-- Source material follows --
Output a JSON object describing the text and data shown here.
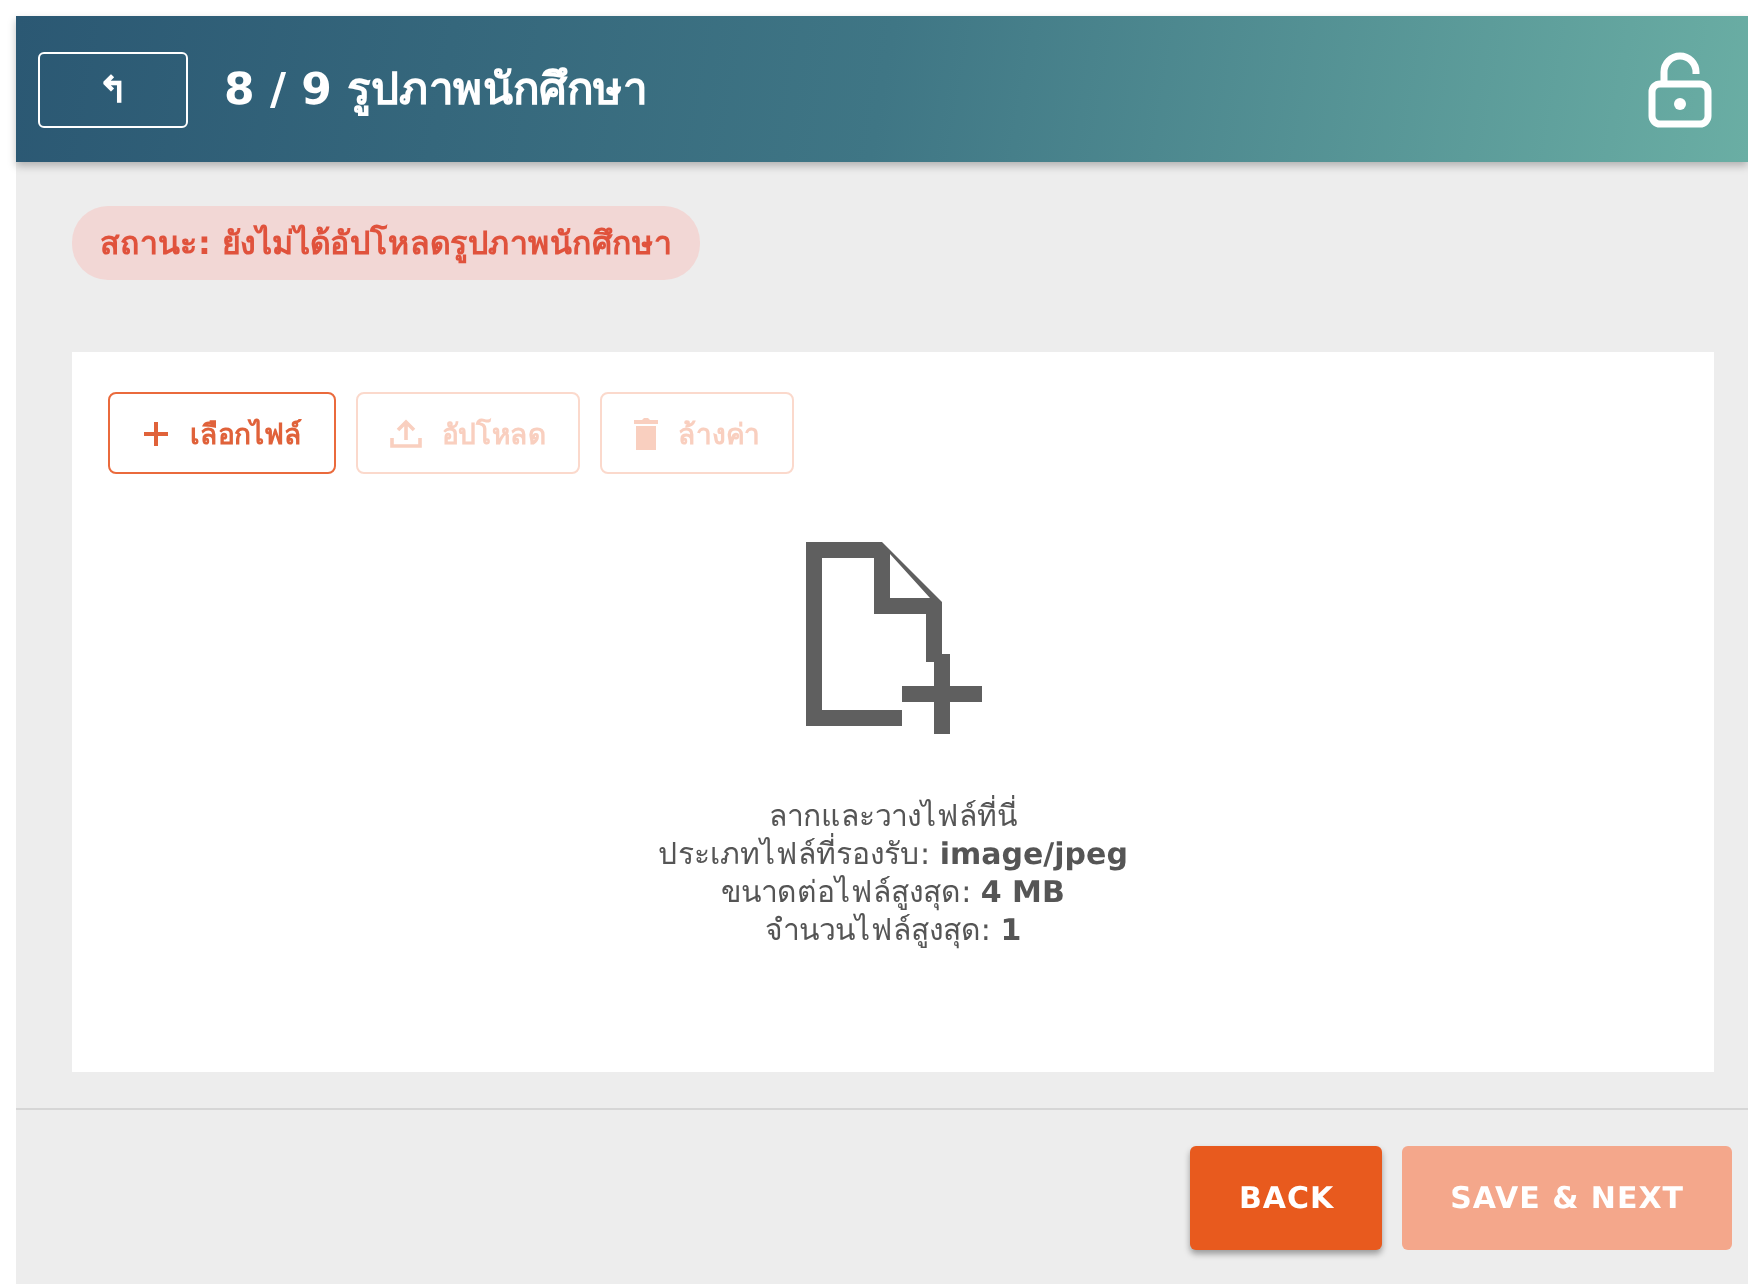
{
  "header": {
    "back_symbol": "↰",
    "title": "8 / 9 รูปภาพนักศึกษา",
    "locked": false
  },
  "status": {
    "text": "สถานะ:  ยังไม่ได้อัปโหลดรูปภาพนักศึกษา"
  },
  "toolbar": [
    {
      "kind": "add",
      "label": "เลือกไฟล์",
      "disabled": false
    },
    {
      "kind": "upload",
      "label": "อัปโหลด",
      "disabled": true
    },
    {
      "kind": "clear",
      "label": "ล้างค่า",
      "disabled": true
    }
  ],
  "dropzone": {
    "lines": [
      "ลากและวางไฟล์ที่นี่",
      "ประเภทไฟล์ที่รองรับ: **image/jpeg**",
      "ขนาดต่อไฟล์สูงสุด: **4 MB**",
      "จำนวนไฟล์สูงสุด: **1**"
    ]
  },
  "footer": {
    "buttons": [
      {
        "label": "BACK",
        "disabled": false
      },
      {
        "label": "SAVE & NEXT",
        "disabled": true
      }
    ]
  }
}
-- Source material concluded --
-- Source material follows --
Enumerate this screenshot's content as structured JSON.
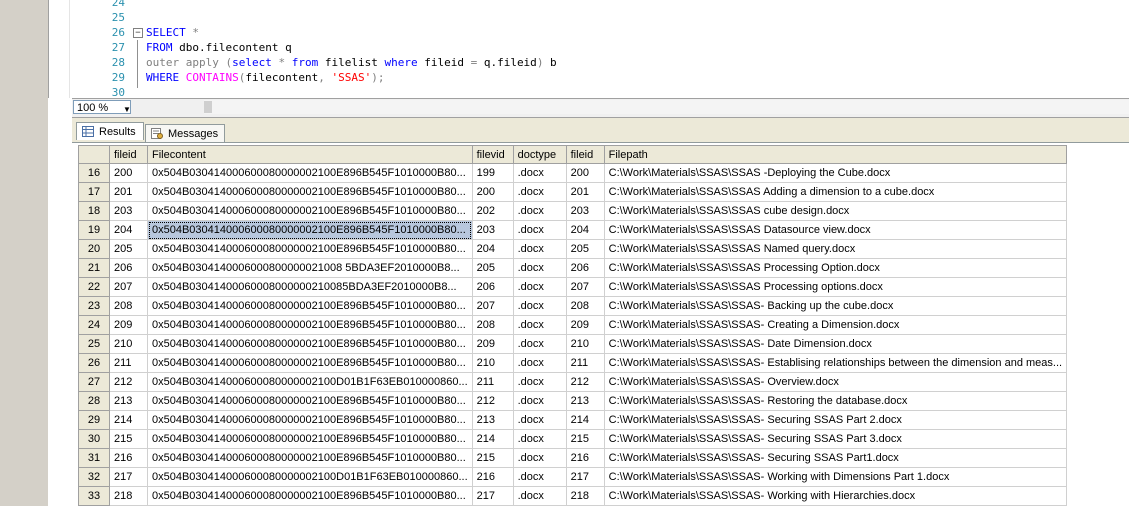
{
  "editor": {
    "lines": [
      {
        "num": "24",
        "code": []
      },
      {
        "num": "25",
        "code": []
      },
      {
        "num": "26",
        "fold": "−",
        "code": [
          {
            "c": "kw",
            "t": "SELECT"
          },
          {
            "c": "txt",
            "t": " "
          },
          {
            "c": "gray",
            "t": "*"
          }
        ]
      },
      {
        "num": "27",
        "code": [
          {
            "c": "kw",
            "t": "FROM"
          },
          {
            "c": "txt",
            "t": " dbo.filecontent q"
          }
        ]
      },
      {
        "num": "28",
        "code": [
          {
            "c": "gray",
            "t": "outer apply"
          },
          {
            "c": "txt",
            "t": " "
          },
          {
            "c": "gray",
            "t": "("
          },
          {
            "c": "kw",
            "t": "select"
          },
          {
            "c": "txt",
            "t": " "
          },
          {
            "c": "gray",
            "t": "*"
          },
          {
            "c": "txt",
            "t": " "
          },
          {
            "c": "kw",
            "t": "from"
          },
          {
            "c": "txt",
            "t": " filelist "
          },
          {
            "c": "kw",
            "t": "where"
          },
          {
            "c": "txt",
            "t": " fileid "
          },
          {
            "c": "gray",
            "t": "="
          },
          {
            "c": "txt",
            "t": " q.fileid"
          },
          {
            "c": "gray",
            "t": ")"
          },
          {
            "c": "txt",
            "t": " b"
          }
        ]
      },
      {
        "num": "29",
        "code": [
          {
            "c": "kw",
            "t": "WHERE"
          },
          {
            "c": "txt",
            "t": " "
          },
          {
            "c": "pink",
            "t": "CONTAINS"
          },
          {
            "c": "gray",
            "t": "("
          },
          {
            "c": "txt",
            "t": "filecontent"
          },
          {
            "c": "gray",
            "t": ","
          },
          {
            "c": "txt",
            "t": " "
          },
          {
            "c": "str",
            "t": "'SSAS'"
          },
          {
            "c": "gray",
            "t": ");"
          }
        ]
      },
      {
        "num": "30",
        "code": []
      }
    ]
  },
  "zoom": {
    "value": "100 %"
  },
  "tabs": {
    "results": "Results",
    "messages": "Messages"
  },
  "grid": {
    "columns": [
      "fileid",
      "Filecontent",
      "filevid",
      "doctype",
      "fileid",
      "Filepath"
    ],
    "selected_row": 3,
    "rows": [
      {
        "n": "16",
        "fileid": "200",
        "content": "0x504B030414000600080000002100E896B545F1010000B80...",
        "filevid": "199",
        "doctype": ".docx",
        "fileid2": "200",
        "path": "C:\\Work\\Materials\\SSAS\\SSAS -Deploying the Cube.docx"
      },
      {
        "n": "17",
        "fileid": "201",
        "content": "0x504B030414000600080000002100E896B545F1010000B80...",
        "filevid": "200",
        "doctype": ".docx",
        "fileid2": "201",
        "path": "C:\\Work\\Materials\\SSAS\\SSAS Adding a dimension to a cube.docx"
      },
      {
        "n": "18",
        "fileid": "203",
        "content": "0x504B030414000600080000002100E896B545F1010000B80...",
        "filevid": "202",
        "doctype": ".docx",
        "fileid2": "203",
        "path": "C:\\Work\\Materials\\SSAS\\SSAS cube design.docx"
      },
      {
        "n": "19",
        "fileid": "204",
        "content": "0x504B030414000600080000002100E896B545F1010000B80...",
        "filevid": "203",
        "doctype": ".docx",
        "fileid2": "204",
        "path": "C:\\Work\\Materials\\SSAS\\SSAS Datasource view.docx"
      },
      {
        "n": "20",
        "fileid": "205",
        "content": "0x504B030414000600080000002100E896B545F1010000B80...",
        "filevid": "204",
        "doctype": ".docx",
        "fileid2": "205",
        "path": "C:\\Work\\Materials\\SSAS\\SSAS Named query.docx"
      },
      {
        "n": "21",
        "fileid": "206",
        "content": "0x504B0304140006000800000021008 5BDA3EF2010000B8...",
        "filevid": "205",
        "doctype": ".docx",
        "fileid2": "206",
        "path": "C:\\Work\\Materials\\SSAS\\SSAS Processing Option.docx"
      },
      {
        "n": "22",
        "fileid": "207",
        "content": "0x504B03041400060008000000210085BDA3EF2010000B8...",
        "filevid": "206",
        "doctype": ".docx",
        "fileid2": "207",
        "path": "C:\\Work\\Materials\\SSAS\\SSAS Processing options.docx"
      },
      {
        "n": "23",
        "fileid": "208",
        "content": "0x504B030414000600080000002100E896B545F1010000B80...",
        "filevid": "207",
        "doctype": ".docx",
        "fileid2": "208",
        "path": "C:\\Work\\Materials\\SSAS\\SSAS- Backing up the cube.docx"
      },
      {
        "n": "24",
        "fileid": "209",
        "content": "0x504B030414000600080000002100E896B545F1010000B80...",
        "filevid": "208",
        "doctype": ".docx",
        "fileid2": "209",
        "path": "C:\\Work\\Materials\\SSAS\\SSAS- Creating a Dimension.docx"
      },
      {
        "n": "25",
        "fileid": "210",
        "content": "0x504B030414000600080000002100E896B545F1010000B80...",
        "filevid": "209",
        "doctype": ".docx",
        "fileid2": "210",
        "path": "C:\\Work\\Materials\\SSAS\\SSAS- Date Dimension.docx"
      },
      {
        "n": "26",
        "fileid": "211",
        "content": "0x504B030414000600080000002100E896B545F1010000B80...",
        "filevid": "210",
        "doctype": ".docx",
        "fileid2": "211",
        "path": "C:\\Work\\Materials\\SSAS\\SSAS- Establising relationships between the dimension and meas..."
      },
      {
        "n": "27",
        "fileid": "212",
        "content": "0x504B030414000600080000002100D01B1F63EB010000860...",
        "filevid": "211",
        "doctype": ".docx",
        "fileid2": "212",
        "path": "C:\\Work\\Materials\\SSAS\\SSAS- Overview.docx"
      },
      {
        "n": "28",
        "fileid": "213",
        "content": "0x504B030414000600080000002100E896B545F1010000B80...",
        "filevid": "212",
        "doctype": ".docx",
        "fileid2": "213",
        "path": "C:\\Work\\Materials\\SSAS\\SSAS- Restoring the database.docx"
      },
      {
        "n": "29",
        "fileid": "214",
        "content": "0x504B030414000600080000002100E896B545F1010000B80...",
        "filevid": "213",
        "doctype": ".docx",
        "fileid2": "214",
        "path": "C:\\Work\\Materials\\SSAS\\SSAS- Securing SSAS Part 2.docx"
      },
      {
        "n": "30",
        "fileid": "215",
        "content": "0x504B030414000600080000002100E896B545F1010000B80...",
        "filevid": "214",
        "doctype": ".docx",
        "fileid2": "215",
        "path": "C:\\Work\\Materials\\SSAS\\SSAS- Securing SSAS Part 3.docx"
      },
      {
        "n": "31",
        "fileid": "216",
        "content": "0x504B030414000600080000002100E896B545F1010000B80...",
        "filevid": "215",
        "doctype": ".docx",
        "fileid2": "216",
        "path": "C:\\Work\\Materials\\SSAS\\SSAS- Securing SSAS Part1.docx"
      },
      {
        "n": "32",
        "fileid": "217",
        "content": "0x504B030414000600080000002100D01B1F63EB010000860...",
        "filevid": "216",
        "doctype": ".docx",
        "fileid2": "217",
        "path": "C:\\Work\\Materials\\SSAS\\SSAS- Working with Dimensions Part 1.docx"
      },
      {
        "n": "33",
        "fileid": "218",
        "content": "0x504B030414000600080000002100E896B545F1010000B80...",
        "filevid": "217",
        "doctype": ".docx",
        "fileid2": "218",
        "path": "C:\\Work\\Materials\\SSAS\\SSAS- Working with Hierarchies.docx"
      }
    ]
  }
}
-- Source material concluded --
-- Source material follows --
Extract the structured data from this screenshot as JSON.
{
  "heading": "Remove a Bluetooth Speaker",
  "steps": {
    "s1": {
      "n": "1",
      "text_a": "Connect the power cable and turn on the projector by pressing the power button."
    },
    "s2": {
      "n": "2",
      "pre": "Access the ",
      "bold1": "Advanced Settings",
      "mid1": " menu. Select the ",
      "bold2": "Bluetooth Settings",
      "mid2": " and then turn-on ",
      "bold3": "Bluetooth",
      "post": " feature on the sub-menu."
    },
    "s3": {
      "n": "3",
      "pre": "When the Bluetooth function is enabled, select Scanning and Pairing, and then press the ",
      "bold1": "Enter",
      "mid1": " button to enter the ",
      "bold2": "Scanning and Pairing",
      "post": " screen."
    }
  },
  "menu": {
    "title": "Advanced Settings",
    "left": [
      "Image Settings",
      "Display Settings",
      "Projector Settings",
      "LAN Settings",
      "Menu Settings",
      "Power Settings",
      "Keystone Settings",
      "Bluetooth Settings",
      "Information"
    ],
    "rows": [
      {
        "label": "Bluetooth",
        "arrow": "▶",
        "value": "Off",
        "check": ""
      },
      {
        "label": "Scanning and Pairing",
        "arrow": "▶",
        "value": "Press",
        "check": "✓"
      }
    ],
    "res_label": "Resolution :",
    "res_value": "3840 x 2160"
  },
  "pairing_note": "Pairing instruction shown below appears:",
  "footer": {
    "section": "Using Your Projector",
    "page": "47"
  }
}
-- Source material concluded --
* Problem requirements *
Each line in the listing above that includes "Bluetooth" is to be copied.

* Response to this exercise *
  "heading": "Remove a Bluetooth Speaker",
      "bold2": "Bluetooth Settings",
      "bold3": "Bluetooth",
      "pre": "When the Bluetooth function is enabled, select Scanning and Pairing, and then press the ",
      "Bluetooth Settings",
        "label": "Bluetooth",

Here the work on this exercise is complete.